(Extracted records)
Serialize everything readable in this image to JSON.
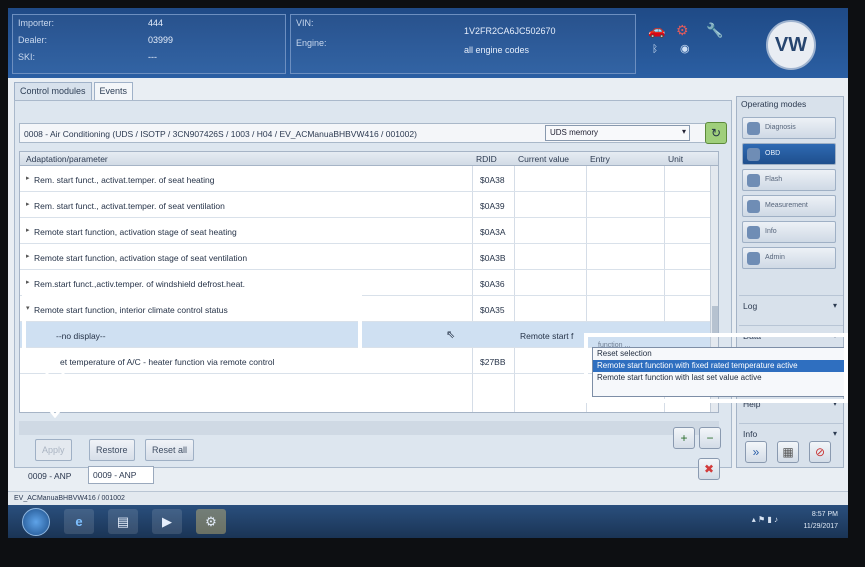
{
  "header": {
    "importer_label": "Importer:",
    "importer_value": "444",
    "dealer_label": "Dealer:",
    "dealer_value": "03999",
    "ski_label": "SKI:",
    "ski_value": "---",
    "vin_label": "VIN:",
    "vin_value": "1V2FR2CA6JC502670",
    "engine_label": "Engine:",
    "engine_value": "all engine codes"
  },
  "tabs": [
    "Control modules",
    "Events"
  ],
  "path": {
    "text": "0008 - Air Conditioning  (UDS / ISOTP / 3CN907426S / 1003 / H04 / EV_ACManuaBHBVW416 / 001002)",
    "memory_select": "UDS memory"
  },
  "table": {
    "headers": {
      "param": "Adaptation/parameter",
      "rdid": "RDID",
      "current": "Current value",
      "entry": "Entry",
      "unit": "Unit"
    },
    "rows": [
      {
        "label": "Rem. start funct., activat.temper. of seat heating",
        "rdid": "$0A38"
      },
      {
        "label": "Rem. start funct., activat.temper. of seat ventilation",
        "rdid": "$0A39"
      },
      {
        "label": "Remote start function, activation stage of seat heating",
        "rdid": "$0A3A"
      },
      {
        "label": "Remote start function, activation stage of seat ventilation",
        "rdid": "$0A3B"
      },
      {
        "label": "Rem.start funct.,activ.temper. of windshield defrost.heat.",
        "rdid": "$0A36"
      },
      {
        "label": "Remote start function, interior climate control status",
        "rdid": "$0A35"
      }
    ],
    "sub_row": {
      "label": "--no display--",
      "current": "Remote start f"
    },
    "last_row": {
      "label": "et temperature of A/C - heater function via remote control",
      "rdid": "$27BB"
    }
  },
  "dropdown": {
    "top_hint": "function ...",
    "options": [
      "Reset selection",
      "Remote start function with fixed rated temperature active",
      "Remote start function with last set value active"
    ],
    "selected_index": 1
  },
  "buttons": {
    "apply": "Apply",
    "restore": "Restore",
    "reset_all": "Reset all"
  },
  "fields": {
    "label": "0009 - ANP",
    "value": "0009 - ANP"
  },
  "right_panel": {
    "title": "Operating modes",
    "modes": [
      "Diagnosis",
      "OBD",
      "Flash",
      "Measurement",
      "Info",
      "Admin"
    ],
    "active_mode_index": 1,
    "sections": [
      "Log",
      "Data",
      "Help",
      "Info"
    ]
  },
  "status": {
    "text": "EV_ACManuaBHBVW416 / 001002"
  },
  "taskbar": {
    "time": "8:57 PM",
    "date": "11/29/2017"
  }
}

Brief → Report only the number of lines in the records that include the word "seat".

Written answer → 4